This book is a collection of essays about the emergence of routines and, more generally, about getting things organized in firms and in industries in early stages and in transition.
These are subjects of the greatest interest to students of entrepreneurship and organizations, as well as to business historians, but the academic literature is thin. The chronological settings of the book's eleven substantive chapters are historical, reaching as far back as the late 1800s right up to the 1990s, but the issues they raise are evergreen and the historical perspective is exploited to advantage.
The chapters are organized in three broad groups: examining the emergence of order and routines in initiatives, studying the same subject in ongoing operations, and a third focusing specifically on the phenomena of transition. The topics range from the Book-of-the-Month Club to industrial research at Alcoa, from the evolution of procurement and coordination to project-based industries such as bridge- and dam-building and the governance of defence contracting, and from the development of

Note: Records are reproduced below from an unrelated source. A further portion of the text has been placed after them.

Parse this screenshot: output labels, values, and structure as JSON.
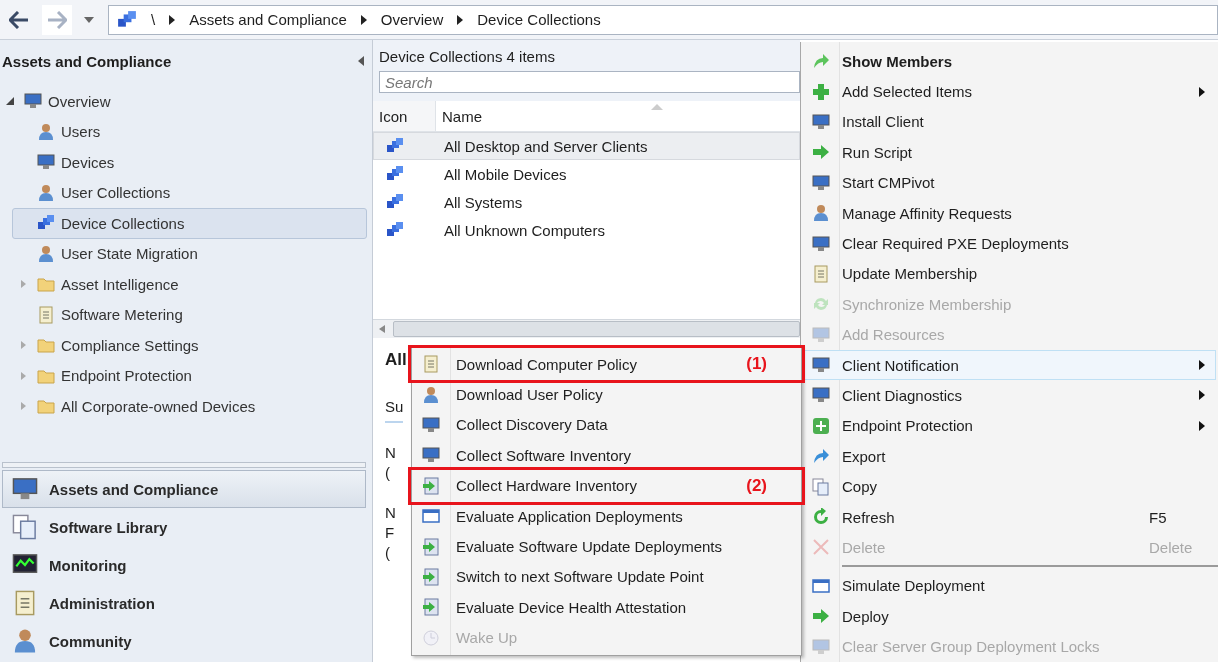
{
  "nav": {
    "path": [
      "\\",
      "Assets and Compliance",
      "Overview",
      "Device Collections"
    ]
  },
  "left": {
    "title": "Assets and Compliance",
    "tree": [
      {
        "label": "Overview",
        "expanded": true,
        "selected": false,
        "children": [
          {
            "label": "Users",
            "selected": false
          },
          {
            "label": "Devices",
            "selected": false
          },
          {
            "label": "User Collections",
            "selected": false
          },
          {
            "label": "Device Collections",
            "selected": true
          },
          {
            "label": "User State Migration",
            "selected": false
          },
          {
            "label": "Asset Intelligence",
            "expanded": false,
            "selected": false
          },
          {
            "label": "Software Metering",
            "selected": false
          },
          {
            "label": "Compliance Settings",
            "expanded": false,
            "selected": false
          },
          {
            "label": "Endpoint Protection",
            "expanded": false,
            "selected": false
          },
          {
            "label": "All Corporate-owned Devices",
            "expanded": false,
            "selected": false
          }
        ]
      }
    ],
    "workspaces": [
      {
        "label": "Assets and Compliance",
        "selected": true
      },
      {
        "label": "Software Library",
        "selected": false
      },
      {
        "label": "Monitoring",
        "selected": false
      },
      {
        "label": "Administration",
        "selected": false
      },
      {
        "label": "Community",
        "selected": false
      }
    ]
  },
  "list": {
    "title": "Device Collections 4 items",
    "search": {
      "placeholder": "Search"
    },
    "columns": [
      "Icon",
      "Name"
    ],
    "rows": [
      {
        "name": "All Desktop and Server Clients",
        "selected": true
      },
      {
        "name": "All Mobile Devices",
        "selected": false
      },
      {
        "name": "All Systems",
        "selected": false
      },
      {
        "name": "All Unknown Computers",
        "selected": false
      }
    ]
  },
  "details": {
    "title": "All",
    "tab": "Su",
    "lines": [
      [
        "N",
        "("
      ],
      [
        "N",
        "F",
        "("
      ]
    ]
  },
  "submenu": [
    {
      "label": "Download Computer Policy",
      "disabled": false,
      "annotation": "(1)"
    },
    {
      "label": "Download User Policy",
      "disabled": false
    },
    {
      "label": "Collect Discovery Data",
      "disabled": false
    },
    {
      "label": "Collect Software Inventory",
      "disabled": false
    },
    {
      "label": "Collect Hardware Inventory",
      "disabled": false,
      "annotation": "(2)"
    },
    {
      "label": "Evaluate Application Deployments",
      "disabled": false
    },
    {
      "label": "Evaluate Software Update Deployments",
      "disabled": false
    },
    {
      "label": "Switch to next Software Update Point",
      "disabled": false
    },
    {
      "label": "Evaluate Device Health Attestation",
      "disabled": false
    },
    {
      "label": "Wake Up",
      "disabled": true
    }
  ],
  "menu": [
    {
      "kind": "item",
      "label": "Show Members",
      "default": true,
      "disabled": false,
      "submenu": false,
      "highlighted": false
    },
    {
      "kind": "item",
      "label": "Add Selected Items",
      "default": false,
      "disabled": false,
      "submenu": true,
      "highlighted": false
    },
    {
      "kind": "item",
      "label": "Install Client",
      "default": false,
      "disabled": false,
      "submenu": false,
      "highlighted": false
    },
    {
      "kind": "item",
      "label": "Run Script",
      "default": false,
      "disabled": false,
      "submenu": false,
      "highlighted": false
    },
    {
      "kind": "item",
      "label": "Start CMPivot",
      "default": false,
      "disabled": false,
      "submenu": false,
      "highlighted": false
    },
    {
      "kind": "item",
      "label": "Manage Affinity Requests",
      "default": false,
      "disabled": false,
      "submenu": false,
      "highlighted": false
    },
    {
      "kind": "item",
      "label": "Clear Required PXE Deployments",
      "default": false,
      "disabled": false,
      "submenu": false,
      "highlighted": false
    },
    {
      "kind": "item",
      "label": "Update Membership",
      "default": false,
      "disabled": false,
      "submenu": false,
      "highlighted": false
    },
    {
      "kind": "item",
      "label": "Synchronize Membership",
      "default": false,
      "disabled": true,
      "submenu": false,
      "highlighted": false
    },
    {
      "kind": "item",
      "label": "Add Resources",
      "default": false,
      "disabled": true,
      "submenu": false,
      "highlighted": false
    },
    {
      "kind": "item",
      "label": "Client Notification",
      "default": false,
      "disabled": false,
      "submenu": true,
      "highlighted": true
    },
    {
      "kind": "item",
      "label": "Client Diagnostics",
      "default": false,
      "disabled": false,
      "submenu": true,
      "highlighted": false
    },
    {
      "kind": "item",
      "label": "Endpoint Protection",
      "default": false,
      "disabled": false,
      "submenu": true,
      "highlighted": false
    },
    {
      "kind": "item",
      "label": "Export",
      "default": false,
      "disabled": false,
      "submenu": false,
      "highlighted": false
    },
    {
      "kind": "item",
      "label": "Copy",
      "default": false,
      "disabled": false,
      "submenu": false,
      "highlighted": false
    },
    {
      "kind": "item",
      "label": "Refresh",
      "shortcut": "F5",
      "default": false,
      "disabled": false,
      "submenu": false,
      "highlighted": false
    },
    {
      "kind": "item",
      "label": "Delete",
      "shortcut": "Delete",
      "default": false,
      "disabled": true,
      "submenu": false,
      "highlighted": false
    },
    {
      "kind": "separator"
    },
    {
      "kind": "item",
      "label": "Simulate Deployment",
      "default": false,
      "disabled": false,
      "submenu": false,
      "highlighted": false
    },
    {
      "kind": "item",
      "label": "Deploy",
      "default": false,
      "disabled": false,
      "submenu": false,
      "highlighted": false
    },
    {
      "kind": "item",
      "label": "Clear Server Group Deployment Locks",
      "default": false,
      "disabled": true,
      "submenu": false,
      "highlighted": false
    }
  ]
}
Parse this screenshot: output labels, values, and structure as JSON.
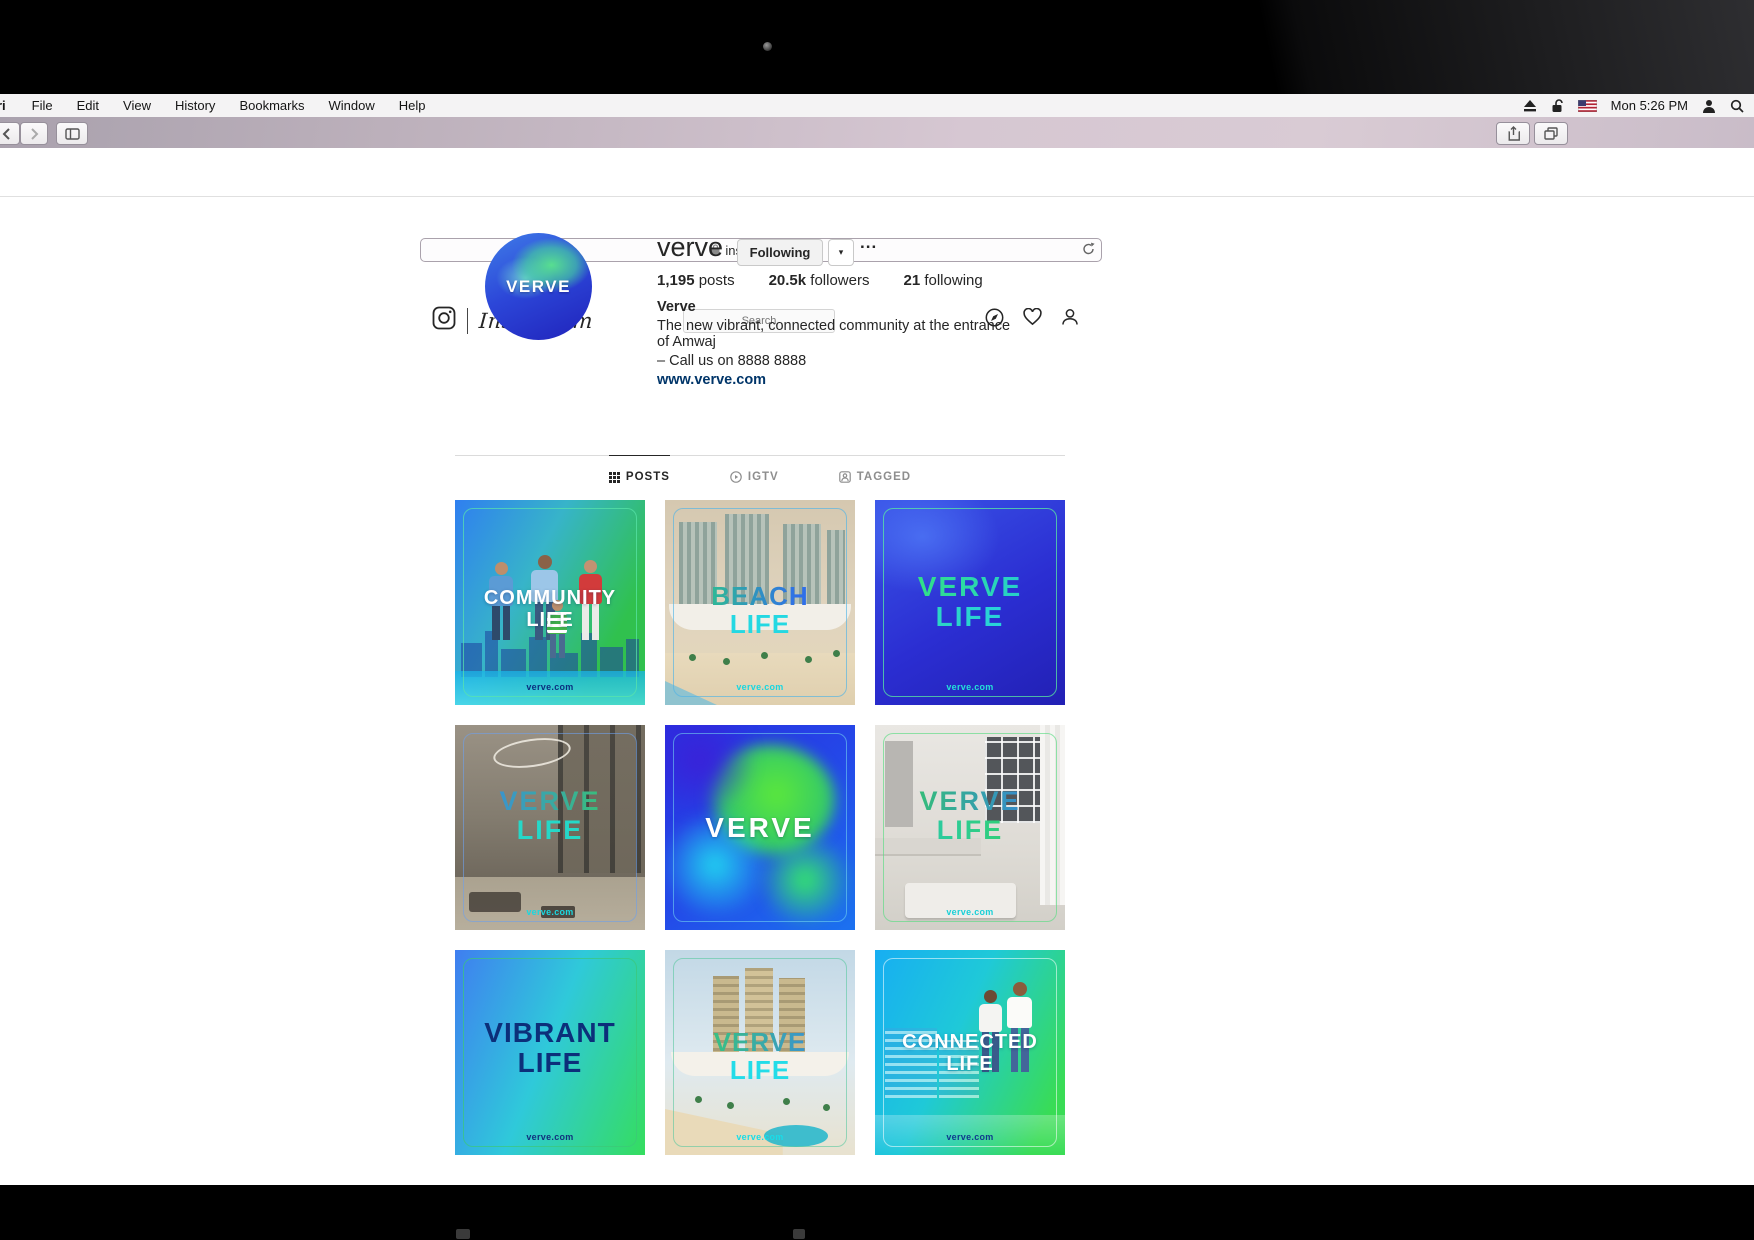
{
  "menubar": {
    "app_partial": "ri",
    "menus": [
      "File",
      "Edit",
      "View",
      "History",
      "Bookmarks",
      "Window",
      "Help"
    ],
    "clock": "Mon 5:26 PM"
  },
  "toolbar": {
    "url": "instagram.com"
  },
  "header": {
    "brand": "Instagram",
    "search_placeholder": "Search"
  },
  "profile": {
    "avatar_text": "VERVE",
    "username": "verve",
    "following_label": "Following",
    "caret": "▾",
    "more_label": "...",
    "stats": [
      {
        "count": "1,195",
        "label": " posts"
      },
      {
        "count": "20.5k",
        "label": " followers"
      },
      {
        "count": "21",
        "label": " following"
      }
    ],
    "bio": {
      "name": "Verve",
      "line1": "The new vibrant, connected community at the entrance of Amwaj",
      "line2": "– Call us on 8888 8888",
      "link": "www.verve.com"
    }
  },
  "tabs": [
    {
      "label": "POSTS",
      "active": true
    },
    {
      "label": "IGTV",
      "active": false
    },
    {
      "label": "TAGGED",
      "active": false
    }
  ],
  "posts": [
    {
      "lines": [
        "COMMUNITY",
        "LIFE"
      ],
      "watermark": "verve.com"
    },
    {
      "lines": [
        "BEACH",
        "LIFE"
      ],
      "watermark": "verve.com"
    },
    {
      "lines": [
        "VERVE",
        "LIFE"
      ],
      "watermark": "verve.com"
    },
    {
      "lines": [
        "VERVE",
        "LIFE"
      ],
      "watermark": "verve.com"
    },
    {
      "lines": [
        "VERVE"
      ],
      "watermark": ""
    },
    {
      "lines": [
        "VERVE",
        "LIFE"
      ],
      "watermark": "verve.com"
    },
    {
      "lines": [
        "VIBRANT",
        "LIFE"
      ],
      "watermark": "verve.com"
    },
    {
      "lines": [
        "VERVE",
        "LIFE"
      ],
      "watermark": "verve.com"
    },
    {
      "lines": [
        "CONNECTED",
        "LIFE"
      ],
      "watermark": "verve.com"
    }
  ],
  "colors": {
    "accent_green": "#35d95c",
    "accent_blue": "#2f6fe8",
    "accent_cyan": "#23d8e0",
    "link_dark": "#003569"
  }
}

project performance appraisal at the World Bank to the way the global automobile industry collectively redesigned the internal combustion engine to deal with after the advent of environmental regulation. The chapters are vivid and thought-provoking in themselves and, for pedagogical purposes, offer
excellent jumping-off points for discussion of relevant experiences and cognate academic literature.
Publisher: Oxford University Press
Number of pages: 384
Weight: 688 g
Dimensions: 241 x 159 x 27 mm
The Emergence of Routines is much more than a book on how organizational routines emerge and evolve; it is a fascinating journey into the world of the business historian and reveals the value of history in understanding organization...the historical essays in this book offer profound implications for future investigations of organizational routines-their emergence and morphing-by organizational, management, and entrepreneurship scholars, further contributing
to the increasing salience of historical approaches in organization studies. * Carlo Salvato, Administrative Science Quarterly *
The volume clearly delivers on its agenda and provides an engaging array of cases, which should interest organization scholars and historians alike. * Christina Lubinski, Business History Review *